however I did run across this, which is interesting. It is a POS from the very extensive collection of Dan Goodsell, artist and creator of the Mr. Toast character. A Flickr “pro”, his images number over 7,500 and most of that is vintage packaging from his collection, making him one of the biggest authorities on the genre.

There are many points about the branding that make it clear there is some relation – the name, the colours, font and layout – It’s really the same logo except instead of the human chef it had a bird wearing the hat. so I asked him what he knew of it.

“I think Jack’s was a 1950’s local California Chip company. Probably it has no relation to the New Zealand brand. Most of the US potato chip brands were just small local manufacturers. Only later in the 1960’s and beyond did larger companies consolidate and take over or push out the smaller guys. So I would guess it is no”.

I wonder if it was made legitimately under a licensing deal? or just “ripped off”? Dan’s answer makes me think that it was very closely inspired… lifted,…well let’s just call a spade and say it’s been jacked, figuratively speaking.

In my Google travels I located this company in Costa Rica that is still making a product called “Jack’s” today. Interesting how similar the logo is….what do you think? I’ll stick with the “appropriated” scenario in both cases! I am sure eventually more information will turn up but until I am delivered more clues by the research gods, I’ll just have to be satisfied with what I’ve got.

Check out Grickily’s (Dan Goodsell) photostream on Flickr here: http://www.flickr.com/photos/60585948@N00

from Trashed To Treasured

In Chicken Chips, ETA Foods, Grocery Archaeology, Snack Foods, Supermarket Anthropology on January 3, 2011 at 10.46

This is as good an example as I can show of how I go about recovering artwork for long-lost household product, when there isn’t a lot to work with. Last week I found this wonky photo – not even the original poster – with some of the old ETA products from my childhood; only a fragment of the chicken flavour chips package, and it was hidden behind the others.
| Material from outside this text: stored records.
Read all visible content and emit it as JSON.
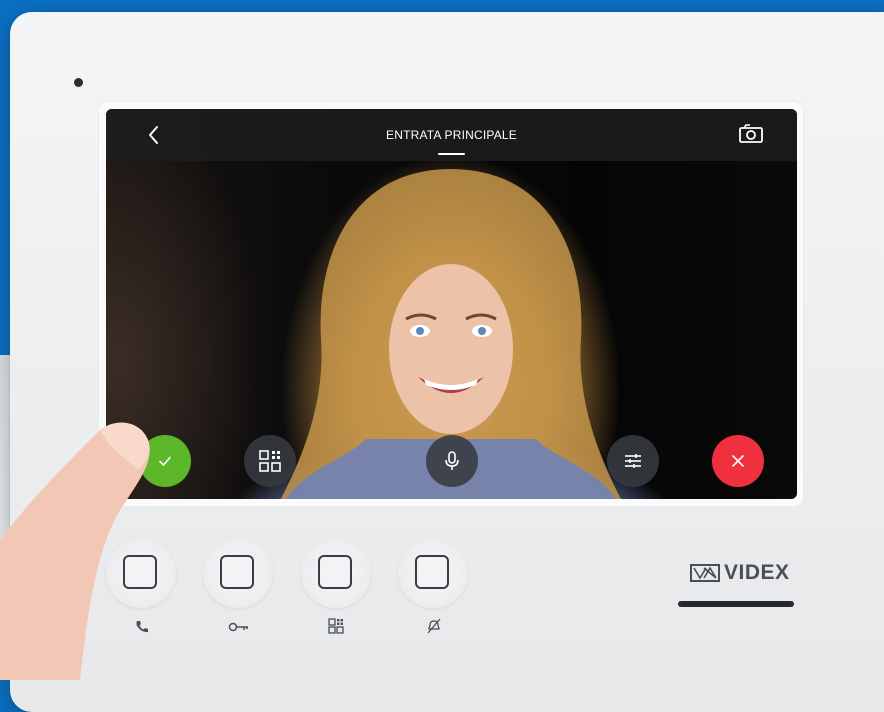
{
  "screen": {
    "title": "ENTRATA PRINCIPALE"
  },
  "icons": {
    "back": "chevron-left-icon",
    "snapshot": "camera-icon",
    "accept": "check-icon",
    "qr": "qr-grid-icon",
    "mic": "microphone-icon",
    "settings": "sliders-icon",
    "reject": "close-icon",
    "hw_call": "phone-icon",
    "hw_key": "key-icon",
    "hw_grid": "qr-grid-icon",
    "hw_mute": "mute-icon"
  },
  "colors": {
    "accept": "#5cb82a",
    "reject": "#f0303f",
    "background": "#0b6fc1"
  },
  "brand": {
    "name": "VIDEX"
  }
}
I really loved this even back in the day as it was already retro-looking then, having not been revised for a very long time, or at least – very out of step with the current graphics trends of the 1980’s. I wasn’t able to find any references at all which I thought was amazing for such a popular product over the years. So with a lot of work with Adobe programs, and some imagination as well,  I was able to reconstruct the design.

ETA chicken chips bag reconstruction smaller WATERMARKED copy

Note: Due to repetitive theft by those who take my intellectual property from this blog without my permission, and reproduce it as merchandise for sale on sites such as Ebay, Redbubble and Trade Me,  I have now watermarked this image. If you are interested in purchasing merch of this image you can head to my personal Redbubble store.

I’m not sure about the vignette that says “tasty” – I can’t at this point in time find out what the word was – so until the moment comes I just used creative license. So it’s not 100% accurate but I am pretty happy with the results!